At one degree, it’s not all that totally different from what many coaches usually do before a workout. “I like to ask the runner how they feel—a one to 10 number—as they get to the track,” says Portland, Oregon, coach Bob Williams, who adds that he’ll ask the same question again after the runner has warmed up.
A one to three, he says, means “go home.” A four is “somewhat recovered” however undoubtedly not ready for a tough session. “Five is okay, but not fully recovered. Six to seven is feeling ‘kind of’ good and ready for a session, but [you] might need to modify it. An eight if feeling pretty good, and a nine to 10 is feeling fantastic.”
But helpful as it’s, that sort of self-appraisal is just a snapshot: An assessment of how you are feeling on the monitor, just prior to a workout. That’s necessary—especially for pulling the plug on exhausting exercises which may higher be postponed.

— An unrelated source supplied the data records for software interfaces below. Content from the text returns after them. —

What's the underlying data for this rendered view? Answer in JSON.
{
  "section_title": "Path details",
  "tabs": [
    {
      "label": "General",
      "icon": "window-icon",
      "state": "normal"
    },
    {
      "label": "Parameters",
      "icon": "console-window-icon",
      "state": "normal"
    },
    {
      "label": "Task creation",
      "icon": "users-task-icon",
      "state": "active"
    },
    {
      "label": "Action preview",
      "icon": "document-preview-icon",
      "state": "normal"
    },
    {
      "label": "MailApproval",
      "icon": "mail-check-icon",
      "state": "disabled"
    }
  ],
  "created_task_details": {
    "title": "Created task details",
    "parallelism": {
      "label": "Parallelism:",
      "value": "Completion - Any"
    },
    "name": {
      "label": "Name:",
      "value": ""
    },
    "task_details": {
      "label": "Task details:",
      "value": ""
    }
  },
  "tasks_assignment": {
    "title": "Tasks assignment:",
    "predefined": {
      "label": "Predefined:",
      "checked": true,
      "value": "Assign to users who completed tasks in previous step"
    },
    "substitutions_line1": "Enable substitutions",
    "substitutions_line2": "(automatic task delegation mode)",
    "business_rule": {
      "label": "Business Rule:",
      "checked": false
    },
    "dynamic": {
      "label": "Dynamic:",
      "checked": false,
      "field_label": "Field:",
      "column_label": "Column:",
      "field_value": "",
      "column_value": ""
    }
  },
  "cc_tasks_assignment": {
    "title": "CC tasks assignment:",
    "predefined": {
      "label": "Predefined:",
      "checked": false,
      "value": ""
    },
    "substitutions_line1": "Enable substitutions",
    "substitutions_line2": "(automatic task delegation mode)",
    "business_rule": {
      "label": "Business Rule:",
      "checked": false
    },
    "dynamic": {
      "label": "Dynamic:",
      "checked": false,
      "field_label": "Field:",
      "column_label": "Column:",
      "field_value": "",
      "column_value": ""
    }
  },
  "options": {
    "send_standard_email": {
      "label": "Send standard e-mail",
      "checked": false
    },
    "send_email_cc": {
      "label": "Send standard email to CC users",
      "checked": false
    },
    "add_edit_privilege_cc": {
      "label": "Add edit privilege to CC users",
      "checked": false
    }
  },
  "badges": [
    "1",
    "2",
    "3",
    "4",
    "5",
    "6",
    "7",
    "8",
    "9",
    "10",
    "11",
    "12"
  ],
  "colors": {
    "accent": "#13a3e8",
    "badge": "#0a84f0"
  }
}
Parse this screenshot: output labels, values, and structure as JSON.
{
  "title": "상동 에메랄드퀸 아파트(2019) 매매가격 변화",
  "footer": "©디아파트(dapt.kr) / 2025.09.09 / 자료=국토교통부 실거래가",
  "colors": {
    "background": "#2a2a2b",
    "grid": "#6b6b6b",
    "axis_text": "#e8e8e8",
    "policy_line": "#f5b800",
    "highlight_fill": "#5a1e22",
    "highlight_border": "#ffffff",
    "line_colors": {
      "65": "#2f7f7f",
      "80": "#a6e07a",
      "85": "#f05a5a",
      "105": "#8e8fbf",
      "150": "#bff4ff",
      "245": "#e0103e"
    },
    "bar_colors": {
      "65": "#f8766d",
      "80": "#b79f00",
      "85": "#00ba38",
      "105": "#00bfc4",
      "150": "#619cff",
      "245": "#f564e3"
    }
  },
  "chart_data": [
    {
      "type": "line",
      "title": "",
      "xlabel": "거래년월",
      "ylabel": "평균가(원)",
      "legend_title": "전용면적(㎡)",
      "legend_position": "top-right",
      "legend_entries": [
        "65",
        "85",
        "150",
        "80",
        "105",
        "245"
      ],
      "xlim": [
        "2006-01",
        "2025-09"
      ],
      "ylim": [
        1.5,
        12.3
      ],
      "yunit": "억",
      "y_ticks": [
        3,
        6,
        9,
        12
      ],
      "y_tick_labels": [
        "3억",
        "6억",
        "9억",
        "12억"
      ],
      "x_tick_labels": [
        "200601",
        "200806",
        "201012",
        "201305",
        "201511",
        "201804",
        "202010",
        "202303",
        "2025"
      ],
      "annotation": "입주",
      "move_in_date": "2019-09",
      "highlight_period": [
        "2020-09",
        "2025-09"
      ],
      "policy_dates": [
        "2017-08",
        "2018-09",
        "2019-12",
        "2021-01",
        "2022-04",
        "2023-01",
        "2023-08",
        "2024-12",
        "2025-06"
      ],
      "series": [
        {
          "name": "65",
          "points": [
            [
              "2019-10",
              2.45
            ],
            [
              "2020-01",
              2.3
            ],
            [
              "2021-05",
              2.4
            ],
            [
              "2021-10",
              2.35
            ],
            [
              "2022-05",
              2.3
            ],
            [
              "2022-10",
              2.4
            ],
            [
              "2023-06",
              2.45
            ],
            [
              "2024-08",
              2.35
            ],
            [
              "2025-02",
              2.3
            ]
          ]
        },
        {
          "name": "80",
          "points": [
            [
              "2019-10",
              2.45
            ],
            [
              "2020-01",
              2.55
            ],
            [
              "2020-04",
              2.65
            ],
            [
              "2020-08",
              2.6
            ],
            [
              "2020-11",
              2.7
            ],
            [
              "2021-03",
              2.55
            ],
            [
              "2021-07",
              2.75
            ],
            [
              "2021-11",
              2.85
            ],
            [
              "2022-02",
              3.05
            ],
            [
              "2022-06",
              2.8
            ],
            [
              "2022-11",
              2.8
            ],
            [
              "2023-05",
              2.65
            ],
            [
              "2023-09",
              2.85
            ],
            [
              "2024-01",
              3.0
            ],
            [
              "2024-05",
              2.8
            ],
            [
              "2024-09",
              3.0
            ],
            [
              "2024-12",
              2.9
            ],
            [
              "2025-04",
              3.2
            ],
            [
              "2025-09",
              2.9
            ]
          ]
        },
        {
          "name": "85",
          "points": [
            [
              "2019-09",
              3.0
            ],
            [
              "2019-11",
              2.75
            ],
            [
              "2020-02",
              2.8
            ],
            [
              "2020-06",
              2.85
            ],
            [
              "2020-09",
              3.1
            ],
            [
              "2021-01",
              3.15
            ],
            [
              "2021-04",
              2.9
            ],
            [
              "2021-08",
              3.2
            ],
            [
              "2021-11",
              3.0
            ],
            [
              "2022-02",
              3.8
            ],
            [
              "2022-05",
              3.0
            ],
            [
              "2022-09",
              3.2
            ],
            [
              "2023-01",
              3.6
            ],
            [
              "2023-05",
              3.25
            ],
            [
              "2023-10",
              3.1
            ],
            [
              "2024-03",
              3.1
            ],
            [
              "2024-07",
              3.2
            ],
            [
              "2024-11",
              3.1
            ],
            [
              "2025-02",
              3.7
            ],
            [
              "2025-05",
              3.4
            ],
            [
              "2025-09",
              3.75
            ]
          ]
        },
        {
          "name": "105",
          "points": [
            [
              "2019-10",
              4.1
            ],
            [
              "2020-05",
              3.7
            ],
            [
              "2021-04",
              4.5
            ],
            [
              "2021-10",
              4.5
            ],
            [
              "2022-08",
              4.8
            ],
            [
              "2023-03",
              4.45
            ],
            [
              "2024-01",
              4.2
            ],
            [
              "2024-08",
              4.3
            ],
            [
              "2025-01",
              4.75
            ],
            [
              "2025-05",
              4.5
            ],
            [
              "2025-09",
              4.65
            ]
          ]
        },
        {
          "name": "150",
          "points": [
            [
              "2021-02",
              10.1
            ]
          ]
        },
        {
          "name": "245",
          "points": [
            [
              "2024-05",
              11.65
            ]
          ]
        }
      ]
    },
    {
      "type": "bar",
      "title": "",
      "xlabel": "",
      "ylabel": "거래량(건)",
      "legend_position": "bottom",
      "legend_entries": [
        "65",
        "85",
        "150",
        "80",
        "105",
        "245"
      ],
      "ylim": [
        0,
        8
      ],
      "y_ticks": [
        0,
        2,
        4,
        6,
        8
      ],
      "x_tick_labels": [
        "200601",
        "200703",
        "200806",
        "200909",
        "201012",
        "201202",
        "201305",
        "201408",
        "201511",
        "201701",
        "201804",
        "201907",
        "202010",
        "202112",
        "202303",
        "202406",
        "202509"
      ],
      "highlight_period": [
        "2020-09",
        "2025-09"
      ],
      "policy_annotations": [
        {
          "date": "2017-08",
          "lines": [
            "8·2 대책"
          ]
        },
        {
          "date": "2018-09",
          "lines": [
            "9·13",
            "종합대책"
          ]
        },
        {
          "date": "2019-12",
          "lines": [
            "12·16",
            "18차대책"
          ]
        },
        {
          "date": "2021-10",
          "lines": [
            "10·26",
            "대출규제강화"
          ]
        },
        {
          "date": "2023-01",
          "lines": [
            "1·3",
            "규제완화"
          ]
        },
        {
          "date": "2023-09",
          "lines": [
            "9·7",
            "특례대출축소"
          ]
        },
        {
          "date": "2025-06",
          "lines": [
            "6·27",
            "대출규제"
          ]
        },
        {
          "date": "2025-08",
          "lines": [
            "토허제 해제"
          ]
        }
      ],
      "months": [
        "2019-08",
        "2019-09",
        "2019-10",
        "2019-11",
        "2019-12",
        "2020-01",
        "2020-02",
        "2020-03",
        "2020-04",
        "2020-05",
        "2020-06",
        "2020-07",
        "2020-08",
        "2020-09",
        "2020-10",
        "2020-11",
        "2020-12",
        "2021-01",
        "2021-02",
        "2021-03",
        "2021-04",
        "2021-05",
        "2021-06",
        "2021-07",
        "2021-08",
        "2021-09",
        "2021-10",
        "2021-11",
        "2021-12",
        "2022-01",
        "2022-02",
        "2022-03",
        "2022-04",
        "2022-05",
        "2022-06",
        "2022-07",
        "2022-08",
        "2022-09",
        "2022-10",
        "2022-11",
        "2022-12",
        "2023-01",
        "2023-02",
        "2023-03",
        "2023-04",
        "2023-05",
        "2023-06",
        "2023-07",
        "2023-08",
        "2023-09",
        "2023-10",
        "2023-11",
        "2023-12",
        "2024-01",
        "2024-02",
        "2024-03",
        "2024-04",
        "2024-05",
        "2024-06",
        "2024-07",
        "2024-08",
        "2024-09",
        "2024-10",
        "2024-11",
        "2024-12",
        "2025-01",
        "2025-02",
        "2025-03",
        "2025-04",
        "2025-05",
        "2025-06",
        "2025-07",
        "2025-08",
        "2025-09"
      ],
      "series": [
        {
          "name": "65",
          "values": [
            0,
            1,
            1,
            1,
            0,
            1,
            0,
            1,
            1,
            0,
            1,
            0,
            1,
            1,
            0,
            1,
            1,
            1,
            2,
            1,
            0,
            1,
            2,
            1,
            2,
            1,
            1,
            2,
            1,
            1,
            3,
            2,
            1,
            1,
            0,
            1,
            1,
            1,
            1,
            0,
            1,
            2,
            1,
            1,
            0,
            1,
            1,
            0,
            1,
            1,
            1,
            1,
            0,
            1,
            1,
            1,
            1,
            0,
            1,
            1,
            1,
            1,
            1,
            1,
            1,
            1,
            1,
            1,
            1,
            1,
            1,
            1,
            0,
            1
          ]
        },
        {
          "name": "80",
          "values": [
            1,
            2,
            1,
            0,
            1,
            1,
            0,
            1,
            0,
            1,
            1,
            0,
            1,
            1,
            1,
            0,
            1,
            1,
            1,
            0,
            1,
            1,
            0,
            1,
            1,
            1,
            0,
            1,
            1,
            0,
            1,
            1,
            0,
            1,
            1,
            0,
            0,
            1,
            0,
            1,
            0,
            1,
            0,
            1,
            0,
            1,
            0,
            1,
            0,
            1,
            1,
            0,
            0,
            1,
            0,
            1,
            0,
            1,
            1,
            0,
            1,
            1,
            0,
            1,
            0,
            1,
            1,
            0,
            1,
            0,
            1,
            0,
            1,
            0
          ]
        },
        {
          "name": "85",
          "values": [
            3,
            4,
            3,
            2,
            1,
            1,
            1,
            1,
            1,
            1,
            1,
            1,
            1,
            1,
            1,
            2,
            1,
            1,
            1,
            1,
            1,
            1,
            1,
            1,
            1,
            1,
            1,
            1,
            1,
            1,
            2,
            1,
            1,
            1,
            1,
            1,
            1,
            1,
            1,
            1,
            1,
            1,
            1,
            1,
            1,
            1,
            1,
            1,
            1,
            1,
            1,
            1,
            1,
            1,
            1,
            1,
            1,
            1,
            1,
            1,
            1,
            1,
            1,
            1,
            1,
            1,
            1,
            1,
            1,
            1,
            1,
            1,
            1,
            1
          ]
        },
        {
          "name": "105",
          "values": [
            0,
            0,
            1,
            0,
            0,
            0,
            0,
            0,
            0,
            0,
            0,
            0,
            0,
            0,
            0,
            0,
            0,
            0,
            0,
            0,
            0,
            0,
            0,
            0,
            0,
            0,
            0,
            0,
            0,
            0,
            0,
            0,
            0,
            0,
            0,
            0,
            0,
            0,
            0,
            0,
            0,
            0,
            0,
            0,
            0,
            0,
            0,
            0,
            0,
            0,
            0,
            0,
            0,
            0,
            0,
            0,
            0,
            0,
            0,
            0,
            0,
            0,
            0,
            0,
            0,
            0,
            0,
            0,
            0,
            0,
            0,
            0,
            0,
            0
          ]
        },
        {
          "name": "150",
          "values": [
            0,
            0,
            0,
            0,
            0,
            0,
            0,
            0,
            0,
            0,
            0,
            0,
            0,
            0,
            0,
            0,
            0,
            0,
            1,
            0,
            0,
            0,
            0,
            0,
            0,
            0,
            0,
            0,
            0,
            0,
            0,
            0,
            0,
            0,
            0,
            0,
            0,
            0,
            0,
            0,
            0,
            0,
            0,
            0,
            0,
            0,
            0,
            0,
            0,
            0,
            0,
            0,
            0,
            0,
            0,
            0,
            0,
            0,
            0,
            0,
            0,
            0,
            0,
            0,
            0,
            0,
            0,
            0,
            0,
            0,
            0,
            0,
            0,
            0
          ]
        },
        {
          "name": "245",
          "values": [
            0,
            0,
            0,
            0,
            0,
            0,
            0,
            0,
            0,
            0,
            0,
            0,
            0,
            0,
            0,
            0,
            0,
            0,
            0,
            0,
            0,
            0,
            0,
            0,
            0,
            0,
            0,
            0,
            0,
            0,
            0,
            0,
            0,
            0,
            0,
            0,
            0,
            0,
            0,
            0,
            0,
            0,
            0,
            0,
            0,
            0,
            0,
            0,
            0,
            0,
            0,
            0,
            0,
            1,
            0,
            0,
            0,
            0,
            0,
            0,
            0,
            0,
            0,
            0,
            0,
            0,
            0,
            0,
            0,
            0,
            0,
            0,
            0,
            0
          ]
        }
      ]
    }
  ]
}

But Davis’s color-coding scheme also helps you (and your coach, when you have one) spot patterns. Sure, you’ll be able to monitor the identical info with phrases, numbers, or emoticons. But colours leap off the page. “I can easily spot trends,” Davis says. “What if I had a great workout (on paper) but had been exhausted for four days after? These are the details that color-coding helps reveal.”
It’s additionally helpful for understanding what’s regular for you. “For example,” Davis says, “I usually turn ‘orange’ for two days after a hard workout, but bounce back to ‘blue’ by the third day.”
This is especially useful in orchestrating tapers, particularly for lengthy races, like marathons and half-marathons. If you’re every week out from a marathon, and tired sufficient to be in Davis‘s orange/yellow, you need more rest, now.
But if ten days out you’re already in the blue, you might want a medium-hard exercise so as to hold from going flat before the race. The aim is to hit the green on race day, not the week earlier than.
This isn’t the one approach this technique can be used to spot developments. A couple of years ago, when Davis was in the first trimester of pregnancy and persevering with to race, I noticed an intriguing sample.
Thanks to the pregnancy, we weren’t seeing any green, and not a whole lot of blue. But somewhere alongside the road, I noticed that she tended to really feel her greatest the day instantly after a velocity exercise. I had no concept why, however the sample was replicable.
So I threw normal taper guidelines out the window and had her run more durable than normal the day before a few races.
Why this worked, I have no clue. But with out the color-coding system, I’d never have observed the sample. (Even with the color-coding, it was pretty delicate.)
Individual Recovery Responses
Other patterns you may have the ability to spot this manner have nothing to do with normal training.
Vacation journeys, for instance, particularly in the event that they contain higher-altitude exercise like backpacking, bicycling, or cross-country skiing, may give you huge aerobic boosts if you come again residence. But how a lot higher-elevation exercise produces that, and the way long after the return is the perfect time for a race?
The answer might be extremely individual, but with the correct sort of logging, you may have the opportunity to spot your pattern and coordinate your trip and race schedule to get the PR that’s been eluding you for years.
At a more mundane degree, too many “unhappy” colours are a warning sign that you simply may need more restoration time. “Color-coding helps me avoid getting over-trained,” Davis says.
How, precisely, you code your log is up to you. What matters is that the colour scheme is sensible to you, and is straightforward to spot. I’ve runners who write their complete description of each day in the relevant colour…and others who’re extra delicate, comparable to putting a line of color-coded hash marks (#####) across the underside of every day’s on-line entry.
This is, in fact, no substitute for a face-to-face chat with a coach. But most runners self-coach…and even if in case you have coach, such a scheme could be extremely useful to both of you.
From: Podium Runner